Halloween: Are You In Or Are You Out (Of Costume)?

Illustration for article titled Halloween: Are You In Or Are You Out (Of Costume)?

There are two kinds of people: those who love Halloween and those who loathe it with a New Year's Eve level of intensity. Even the lovers are divided between those who enjoy the holiday as a wholesome, cider-flavored, pumpkin-hued excuse to admire kids in cute costumes and those who have embraced the raucous Slutoween ethos. Like most things in life, it really just comes down to costumes. Like karaoke, Halloween can bring out the closet exhibitionist in the most demure. And the costume you choose says a lot about you.There's the Slutoween, um, slut. Take a word, add a "slutty" and you've got a costume, as we know from Mean Girls. This is obviously the lamest form of costume — although I should say I seriously considered going as a Slutty Montauk Creature this year. You've got couples in costumes; lame, conceptual, last-minute costumes; historical outfits; those who have weirdly good, costume-shop style costumes; the friend who wears the same thing every year (apparently Dodai is a perennial Dorothy Gayle); the group costume that makes no sense unless everyone is standing together; the silly costume; the cutesy costume; the scary costume; and the "topical": just a hunch, but we're thinking variations on Sarah Palin will be this year's Amy Winehouse. For my part, I'm a proponent of the obscure costume, which maybe one person identifies correctly all evening — even though to me it always seems completely obvious. To this end, I have gone as a circa-68 Gloria Steinem, Joan Didion and Linda Pugasch. Costumes that allow me to wear my glasses are a plus. Despite passionate appeals for the Duke and Duchess of Windsor and the Fitzgeralds, I have never successfully lobbied a boyfriend into a cutesy twofer. Growing up, Halloween was a Big Deal in my house. In fact — maybe because my parents are of different faiths, rendering a lot of our observances literally half-assed — it was the one thing we really did up. Halloween meant an elaborately decorated house, hundreds of guests, two six-foot hero sandwiches whose dramatic delivery was a high point, marathon trick-or-treating, and, of course, elaborate costumes. My parents were not craftsy types who could whip things up the way some of my friends' moms did — but they were very supportive. (Luckily an artistic aunt did create one of the best World War I nurse's outfits ever.) My first Halloween was a humiliation.
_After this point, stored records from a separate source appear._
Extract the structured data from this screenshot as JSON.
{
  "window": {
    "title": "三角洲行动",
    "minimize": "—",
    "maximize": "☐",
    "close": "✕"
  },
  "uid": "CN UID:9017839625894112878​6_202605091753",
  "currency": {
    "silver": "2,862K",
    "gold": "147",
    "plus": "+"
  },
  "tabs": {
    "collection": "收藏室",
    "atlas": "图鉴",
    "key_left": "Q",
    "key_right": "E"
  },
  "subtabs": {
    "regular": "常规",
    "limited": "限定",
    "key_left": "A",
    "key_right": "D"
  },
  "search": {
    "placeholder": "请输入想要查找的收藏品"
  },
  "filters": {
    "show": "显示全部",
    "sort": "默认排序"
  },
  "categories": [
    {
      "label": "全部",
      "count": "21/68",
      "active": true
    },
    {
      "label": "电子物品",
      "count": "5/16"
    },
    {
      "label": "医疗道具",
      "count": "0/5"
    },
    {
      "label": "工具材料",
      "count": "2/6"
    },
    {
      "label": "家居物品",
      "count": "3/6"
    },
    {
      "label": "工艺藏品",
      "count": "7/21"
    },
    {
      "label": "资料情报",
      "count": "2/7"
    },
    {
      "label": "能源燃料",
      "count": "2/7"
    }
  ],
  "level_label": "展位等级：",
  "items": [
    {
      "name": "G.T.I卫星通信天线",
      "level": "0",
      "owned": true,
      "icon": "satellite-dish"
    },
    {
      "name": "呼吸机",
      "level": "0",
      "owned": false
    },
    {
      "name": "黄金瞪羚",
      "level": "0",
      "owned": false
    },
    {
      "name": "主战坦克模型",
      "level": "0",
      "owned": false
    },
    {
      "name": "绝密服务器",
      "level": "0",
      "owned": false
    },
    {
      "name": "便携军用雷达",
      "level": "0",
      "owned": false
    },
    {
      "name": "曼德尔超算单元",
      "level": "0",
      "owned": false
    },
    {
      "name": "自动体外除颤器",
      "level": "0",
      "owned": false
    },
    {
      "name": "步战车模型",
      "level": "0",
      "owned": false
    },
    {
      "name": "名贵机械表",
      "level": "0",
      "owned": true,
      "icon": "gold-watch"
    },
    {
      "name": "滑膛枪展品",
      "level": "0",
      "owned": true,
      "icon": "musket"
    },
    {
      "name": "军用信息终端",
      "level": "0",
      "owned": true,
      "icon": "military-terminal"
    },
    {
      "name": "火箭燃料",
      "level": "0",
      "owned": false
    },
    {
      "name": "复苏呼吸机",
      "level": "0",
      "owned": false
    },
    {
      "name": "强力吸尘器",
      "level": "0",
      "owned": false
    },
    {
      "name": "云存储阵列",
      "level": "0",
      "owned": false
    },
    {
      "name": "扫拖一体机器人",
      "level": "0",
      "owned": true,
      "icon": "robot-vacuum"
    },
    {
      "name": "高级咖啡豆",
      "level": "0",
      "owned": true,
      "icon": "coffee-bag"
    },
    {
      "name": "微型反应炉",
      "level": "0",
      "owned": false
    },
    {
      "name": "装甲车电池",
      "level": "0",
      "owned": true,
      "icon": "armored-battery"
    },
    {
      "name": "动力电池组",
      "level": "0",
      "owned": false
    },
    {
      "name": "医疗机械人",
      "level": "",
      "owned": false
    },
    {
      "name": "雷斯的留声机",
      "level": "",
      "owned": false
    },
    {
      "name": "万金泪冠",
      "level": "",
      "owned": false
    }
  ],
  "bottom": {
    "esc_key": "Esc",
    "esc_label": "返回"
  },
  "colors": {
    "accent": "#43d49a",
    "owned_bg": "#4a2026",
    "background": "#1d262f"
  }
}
Being two, I was dressed as a round pumpkin, my suit stuffed with balloons. I still remember the chagrin of having to parade next to a glamorous four-year-old friend who was dressed as Faye Wray in King Kong. I vowed that never again would I submit to such indignity, and there followed a parade of fairies, cowgirls and, most memorably, Marie Antoinette (I was five.) My brother and I never lost the bug. Last year (I was a Son of Sam victim) I ran across my brother, dressed in adult-sized footie pajamas unzipped halfway down his chest, unshaven, with a cigarette dangling from his lips. "What?" he said laconically. "I'm a sexy baby." It seems like Halloween has reached a fever pitch, like not dressing up is completely out of the question — whether or not you have plans. Perhaps in a Slutoween backlash, I have noticed a lot of friends are doing kid-style costumes. One is going as an ice cream sandwich. Maria reports that, like toddler Sadie, she will be a pumpkin — "not a 'sexy' pumpkin but a big, round and stuffed pumpkin with a happy face" — and a third lady is dressing as a (male) minotaur. Natch a few will be Palins. One is going as the Recession. One as Lehman Brothers. Dodai, one assumes, will be Dorothy. People like to spout nonsense about costumes and masks and being someone different for a night, but it's less about pretending to be someone else than about you — obviously — choosing to pretend to be. That's how it is for kids, after all, even if the costumes have gotten crummier than I choose to believe they were 20 years ago. Last year I saw a little girl, four or five, dressed like a policewoman. She even had her name, Gomez, written on her little plastic badge. "Looking good, Officer!" called a mounted cop who was riding by. (Yeah, it was like four p.m.) The little girl's face lit up with pleasure; she was thrilled. Just then a Slutoween cop passed by in vinyl and fishnets (she was with a slutty nurse and a slutty angel.) The child's eyes widened; in confusion or admiration, I'm not sure. The whole vignette seemed like a pretty good illustration of modern all hollow's. As to me, I'm currently deciding between Bella Abzug and Elizabeth Taylor in Butterfield 8. Aging liberal icon or be-furred sex symbol? On Halloween, after all, we get to decide. And yes, sometimes it's a letdown. Related: Sexy Halloween Costumes...For Little Girls? [LA Times] Earlier: Maybe The Best Way To Handle Slutoween Is To Just Go With It


Erin Gloria Ryan

I really like having the opportunity to dress like a complete slut once a year. But sometimes I enjoy taking my clothes off and running around in a bouncy French Maid outfit with frilly underwear underneath.